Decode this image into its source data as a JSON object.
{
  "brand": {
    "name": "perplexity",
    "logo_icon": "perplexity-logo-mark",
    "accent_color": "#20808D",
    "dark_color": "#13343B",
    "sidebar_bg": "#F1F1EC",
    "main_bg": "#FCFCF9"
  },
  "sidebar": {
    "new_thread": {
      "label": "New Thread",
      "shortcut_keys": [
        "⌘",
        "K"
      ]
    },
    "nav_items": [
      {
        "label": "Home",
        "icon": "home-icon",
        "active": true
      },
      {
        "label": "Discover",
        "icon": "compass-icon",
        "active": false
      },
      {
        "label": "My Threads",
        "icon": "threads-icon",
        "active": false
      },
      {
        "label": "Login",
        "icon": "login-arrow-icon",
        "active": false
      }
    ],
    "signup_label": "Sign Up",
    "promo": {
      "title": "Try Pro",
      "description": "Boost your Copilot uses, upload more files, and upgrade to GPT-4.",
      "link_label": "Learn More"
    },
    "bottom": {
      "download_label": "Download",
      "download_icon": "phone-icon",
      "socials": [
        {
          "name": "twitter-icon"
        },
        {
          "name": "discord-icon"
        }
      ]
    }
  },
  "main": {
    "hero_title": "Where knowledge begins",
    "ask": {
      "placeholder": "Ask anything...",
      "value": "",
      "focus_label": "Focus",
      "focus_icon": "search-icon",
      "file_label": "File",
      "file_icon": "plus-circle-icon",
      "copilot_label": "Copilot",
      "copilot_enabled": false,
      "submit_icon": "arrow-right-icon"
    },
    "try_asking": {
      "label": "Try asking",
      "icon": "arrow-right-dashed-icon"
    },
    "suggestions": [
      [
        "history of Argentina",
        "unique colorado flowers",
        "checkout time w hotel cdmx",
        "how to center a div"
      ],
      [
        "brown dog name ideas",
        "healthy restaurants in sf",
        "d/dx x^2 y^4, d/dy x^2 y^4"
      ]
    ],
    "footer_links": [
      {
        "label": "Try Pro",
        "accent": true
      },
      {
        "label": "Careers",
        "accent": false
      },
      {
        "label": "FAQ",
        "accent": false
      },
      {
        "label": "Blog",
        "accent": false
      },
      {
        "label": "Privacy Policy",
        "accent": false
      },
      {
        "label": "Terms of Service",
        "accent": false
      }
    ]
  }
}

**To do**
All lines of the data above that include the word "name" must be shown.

**Answer area**
    "name": "perplexity",
          "name": "twitter-icon"
          "name": "discord-icon"
        "brown dog name ideas",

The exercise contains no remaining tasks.